• **Task to complete**
Should a line in the entries below contain "this", return that line.

• **Records to process**
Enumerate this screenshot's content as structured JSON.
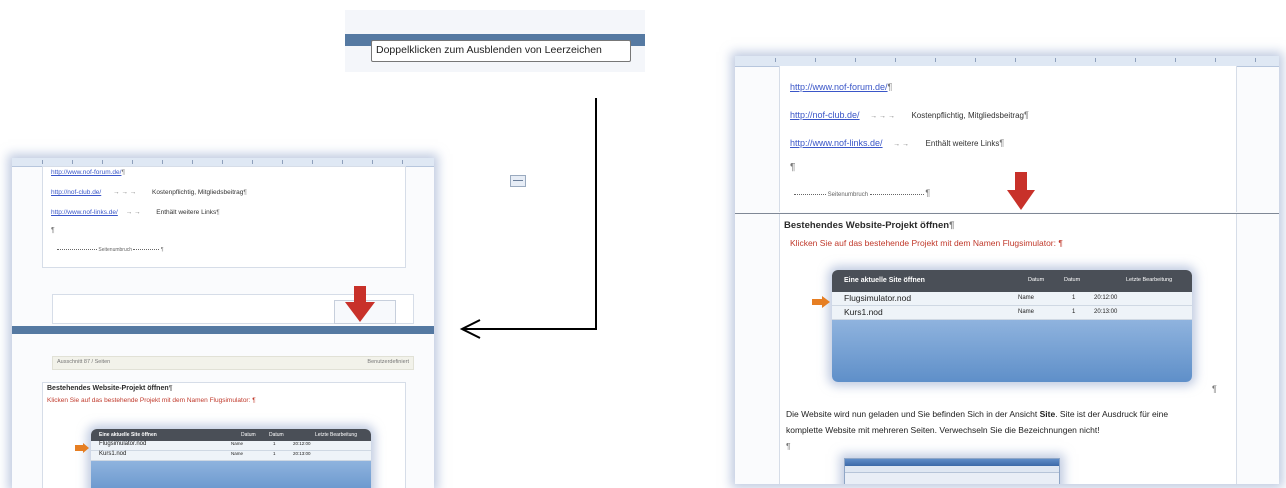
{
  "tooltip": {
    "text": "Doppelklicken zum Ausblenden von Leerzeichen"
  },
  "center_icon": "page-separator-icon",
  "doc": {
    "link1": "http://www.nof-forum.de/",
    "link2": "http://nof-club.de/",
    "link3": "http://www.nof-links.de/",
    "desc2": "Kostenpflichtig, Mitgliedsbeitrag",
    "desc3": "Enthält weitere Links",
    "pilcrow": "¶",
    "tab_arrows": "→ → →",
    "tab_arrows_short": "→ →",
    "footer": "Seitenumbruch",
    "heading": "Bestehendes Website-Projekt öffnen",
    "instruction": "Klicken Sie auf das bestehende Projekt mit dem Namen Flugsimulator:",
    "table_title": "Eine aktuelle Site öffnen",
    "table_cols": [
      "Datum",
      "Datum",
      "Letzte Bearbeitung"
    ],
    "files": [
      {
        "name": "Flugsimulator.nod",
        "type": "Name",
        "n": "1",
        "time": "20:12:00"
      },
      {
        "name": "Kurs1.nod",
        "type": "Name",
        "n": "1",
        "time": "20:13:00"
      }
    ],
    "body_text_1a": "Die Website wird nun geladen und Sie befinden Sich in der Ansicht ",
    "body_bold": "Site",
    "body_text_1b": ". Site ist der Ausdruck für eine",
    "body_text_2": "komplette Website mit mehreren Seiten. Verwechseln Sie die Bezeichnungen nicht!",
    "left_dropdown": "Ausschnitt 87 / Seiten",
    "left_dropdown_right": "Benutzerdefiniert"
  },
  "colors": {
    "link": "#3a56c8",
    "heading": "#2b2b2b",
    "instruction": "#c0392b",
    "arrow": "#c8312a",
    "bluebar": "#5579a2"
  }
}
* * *
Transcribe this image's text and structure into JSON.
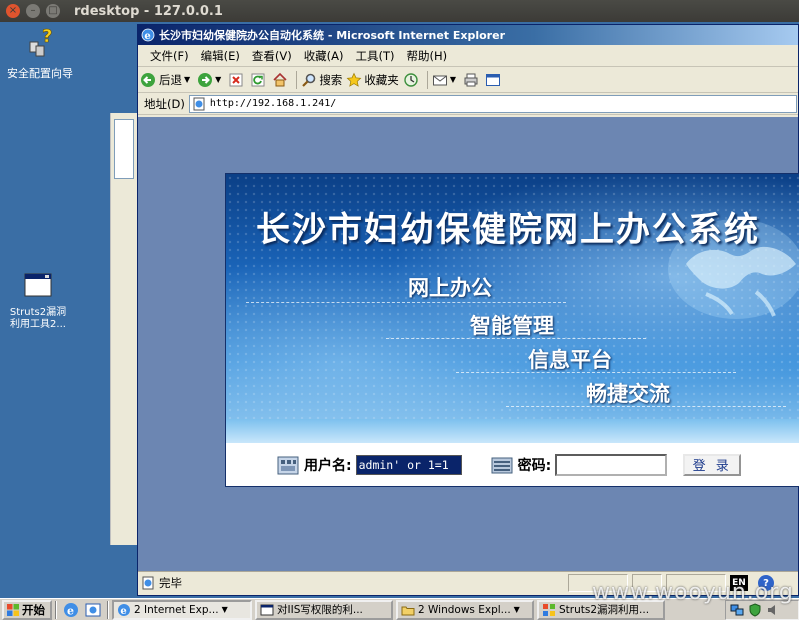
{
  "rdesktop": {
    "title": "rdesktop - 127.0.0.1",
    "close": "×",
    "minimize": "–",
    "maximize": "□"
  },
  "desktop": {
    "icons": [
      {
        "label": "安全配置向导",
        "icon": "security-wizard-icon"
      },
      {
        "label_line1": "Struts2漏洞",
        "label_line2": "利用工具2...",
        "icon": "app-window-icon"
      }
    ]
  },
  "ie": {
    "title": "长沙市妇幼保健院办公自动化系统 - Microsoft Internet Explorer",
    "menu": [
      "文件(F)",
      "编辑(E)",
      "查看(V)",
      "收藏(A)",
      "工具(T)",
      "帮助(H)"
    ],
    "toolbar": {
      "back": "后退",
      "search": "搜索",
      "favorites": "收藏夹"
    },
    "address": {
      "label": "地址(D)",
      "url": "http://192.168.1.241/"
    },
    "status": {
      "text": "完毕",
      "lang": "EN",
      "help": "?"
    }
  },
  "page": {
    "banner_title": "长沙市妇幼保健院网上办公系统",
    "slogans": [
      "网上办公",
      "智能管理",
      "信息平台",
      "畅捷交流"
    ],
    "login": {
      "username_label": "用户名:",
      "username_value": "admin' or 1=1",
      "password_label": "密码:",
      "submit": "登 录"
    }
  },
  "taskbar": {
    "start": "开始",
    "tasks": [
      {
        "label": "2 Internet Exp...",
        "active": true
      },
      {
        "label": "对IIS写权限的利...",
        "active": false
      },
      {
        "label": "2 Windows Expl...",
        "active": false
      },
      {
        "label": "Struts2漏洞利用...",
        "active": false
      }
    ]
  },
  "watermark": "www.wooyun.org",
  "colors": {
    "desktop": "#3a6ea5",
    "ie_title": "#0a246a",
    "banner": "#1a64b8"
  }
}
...
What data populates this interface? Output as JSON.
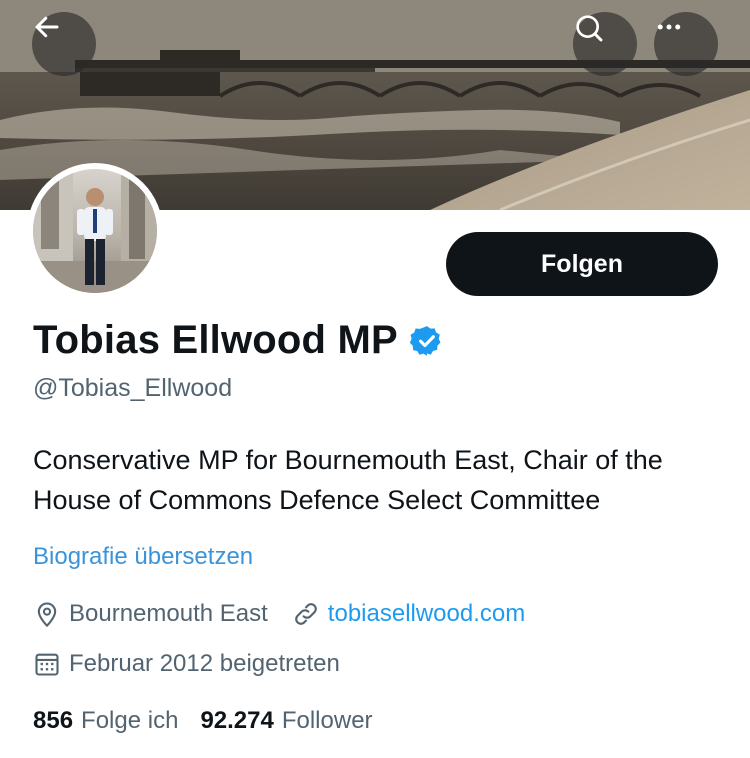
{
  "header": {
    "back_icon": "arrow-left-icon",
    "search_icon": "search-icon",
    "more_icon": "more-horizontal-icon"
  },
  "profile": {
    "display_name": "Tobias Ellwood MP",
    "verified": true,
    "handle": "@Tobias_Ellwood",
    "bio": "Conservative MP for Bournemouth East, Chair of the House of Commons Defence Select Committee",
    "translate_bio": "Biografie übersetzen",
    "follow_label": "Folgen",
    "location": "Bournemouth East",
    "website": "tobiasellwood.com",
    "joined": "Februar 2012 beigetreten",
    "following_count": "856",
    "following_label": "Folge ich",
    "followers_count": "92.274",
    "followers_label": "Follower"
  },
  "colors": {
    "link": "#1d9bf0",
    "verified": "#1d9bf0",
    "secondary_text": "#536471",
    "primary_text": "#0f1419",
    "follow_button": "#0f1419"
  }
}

• **Written response**
Enumerate this screenshot's content as structured JSON.
Transcribe this image's text and structure into JSON.
What data populates this interface? Output as JSON.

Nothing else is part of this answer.